The HOHO office/Red Route bus departure is on Baba Kharak Singh Marg, just off Connaught Circle. Naturally, it took me about five or six circuits of Connaught Place before I found the correct road, but it’s on the same road as the Shivaji Stadium metro station. You have to walk about 5-10 minutes down the road before you should see a small detached hut-type buiding in front of the other shops or, more likely, you’ll see the HOHO bus waiting outside it. Once I found the right road, even I didn’t have any problems finding the office so you’ve got no excuse.
So the big question is whether or not it’s worth plunging into the sea of tourism and making use of HOHO. For seasoned travellers who’ve got no problems navigating round a vast city and are happy to take the metro or local buses, then it’s probably not worth the extra money, but I know I was quite nervous about Delhi, especially since it was my first stop off during this visit to India, so HOHO gave me some peace of mind. It’s definitely a favourable option if you’re travelling with kids or you want to cover a lot of ground in a short space of time. The stops are also all well-positioned. I know some of the metro stops can sometimes be 1km away or more but all of the bus stops were directly outside the monuments we were seeing.
I had no major complaints about the service. Some people have complained about the buses being very late, but they were mostly pretty reliable. A few were about 5 minutes late but I guess this is because of how congested Delhi is as a city. We were certainly crawling at a few spots. The guides on the bus are a bit hit-and-miss too. Some are quite engaging and even sat down to chat with me sometimes, directing me to the best sights. Others were much more half-arsed, reeling off the pre-learned trivia about a certain place and doing very little else.

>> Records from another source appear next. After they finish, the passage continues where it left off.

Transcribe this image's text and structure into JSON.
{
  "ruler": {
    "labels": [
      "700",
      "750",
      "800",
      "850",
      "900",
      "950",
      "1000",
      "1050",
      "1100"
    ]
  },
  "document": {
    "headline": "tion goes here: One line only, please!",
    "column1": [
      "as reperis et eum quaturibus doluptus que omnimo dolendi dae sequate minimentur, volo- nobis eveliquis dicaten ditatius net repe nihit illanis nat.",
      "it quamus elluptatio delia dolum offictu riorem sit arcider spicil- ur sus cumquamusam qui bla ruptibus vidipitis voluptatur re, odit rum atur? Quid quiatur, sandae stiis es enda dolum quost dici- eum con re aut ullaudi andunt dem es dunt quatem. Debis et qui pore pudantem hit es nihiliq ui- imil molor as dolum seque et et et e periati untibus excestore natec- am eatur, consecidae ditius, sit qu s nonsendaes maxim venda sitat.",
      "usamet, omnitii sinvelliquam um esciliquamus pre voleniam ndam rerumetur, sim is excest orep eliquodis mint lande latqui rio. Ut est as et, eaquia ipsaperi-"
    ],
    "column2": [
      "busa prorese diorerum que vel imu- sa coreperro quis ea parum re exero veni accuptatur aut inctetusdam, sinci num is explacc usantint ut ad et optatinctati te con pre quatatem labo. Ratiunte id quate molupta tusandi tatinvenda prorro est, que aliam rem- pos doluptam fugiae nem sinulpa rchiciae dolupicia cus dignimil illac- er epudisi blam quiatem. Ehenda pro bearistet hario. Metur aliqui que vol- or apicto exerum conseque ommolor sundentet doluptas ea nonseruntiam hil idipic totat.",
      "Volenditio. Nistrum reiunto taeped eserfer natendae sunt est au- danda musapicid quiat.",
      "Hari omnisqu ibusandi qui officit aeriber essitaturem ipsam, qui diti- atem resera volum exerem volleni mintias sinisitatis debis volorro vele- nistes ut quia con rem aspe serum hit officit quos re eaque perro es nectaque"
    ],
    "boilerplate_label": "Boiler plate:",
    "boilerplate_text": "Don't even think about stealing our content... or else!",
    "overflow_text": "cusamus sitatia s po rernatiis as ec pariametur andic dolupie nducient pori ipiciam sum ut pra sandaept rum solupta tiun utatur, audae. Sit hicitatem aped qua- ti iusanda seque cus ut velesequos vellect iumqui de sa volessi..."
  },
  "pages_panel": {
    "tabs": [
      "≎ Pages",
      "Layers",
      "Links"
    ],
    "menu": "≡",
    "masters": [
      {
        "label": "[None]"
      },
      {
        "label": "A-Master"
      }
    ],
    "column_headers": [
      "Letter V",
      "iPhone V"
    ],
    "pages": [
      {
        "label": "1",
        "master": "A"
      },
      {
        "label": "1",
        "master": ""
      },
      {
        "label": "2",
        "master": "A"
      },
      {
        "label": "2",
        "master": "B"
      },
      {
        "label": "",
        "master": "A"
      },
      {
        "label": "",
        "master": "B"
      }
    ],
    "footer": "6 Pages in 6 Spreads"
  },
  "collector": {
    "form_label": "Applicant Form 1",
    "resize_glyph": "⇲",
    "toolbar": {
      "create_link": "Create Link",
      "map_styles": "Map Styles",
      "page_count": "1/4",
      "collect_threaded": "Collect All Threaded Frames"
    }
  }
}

So it’s not perfect by any means, but it got me round a crowded and overwhelming city with minimal hassle and stops at almost all of the ‘big hitters’ in Delhi. For convenience and peace of mind, HOHO is a nice gradual introduction into the crazy world of Delhi.